Europe if it was not to suffer the fate of a fragmented Greece.1 The idea of close association with America, founded in the wartime and post-war power-political relationships, especially the danger of Soviet imperialism and the division of Europe, was reinforced by the intellectual dispute of the cold war and also by memories of the U S A ’s fateful retreat after the First World War. Even European currents of anti-American colouring, going back to the old arguments of conservative civilizational critique, never attained the strength of the inter-war years.
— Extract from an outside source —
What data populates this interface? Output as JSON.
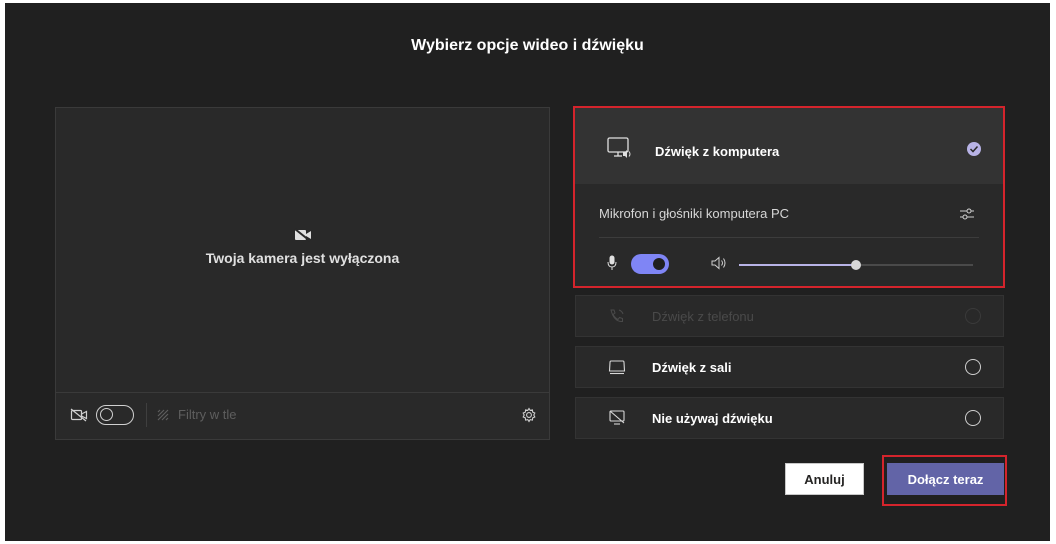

Even Gaullism, combining conservative critique of democracy with France^ pretensions to a leadership role in Europe, ultimately - as shown after 1958 - arrived at an endorsement of the new European politics, albeit not in its integrationist form.2 Thus the balance-sheet of the fifties was unexpectedly positive not only in material terms. The evolution of political thought likewise revealed a greater measure of readiness for consensus, due probably to the sharpness of east-west confrontation and also to a long-delayed realization of the potential of libertarian politics and constructive reform. The challenges of the sixties, presently, were to be of a different nature. They were to lead to a renaissance of crisis consciousness which once more called the successful policy of reconstruction into doubt - now on a global scale of world civilization, of a north-south conflict and a worldwide revival of ideologies. Belief in revolution, which had receded in the face of the harsh disenchantments of the thirties and forties, now returned. Progressivist and decadent concepts once more became criteria of political struggle. 1 Thus immediately after the war and in the face of the destruction and division of Europe, its total dependence on external powers; with an emphasis on the modem aspect of the tragedy of the Greek city, states, see the ancient historian Hans Erich Stier, Grundlagen und Sinn der griechischen Geschichte (Stuttgart, 1945). The parallel with ancient history: Europe like ancient Greece, America Ük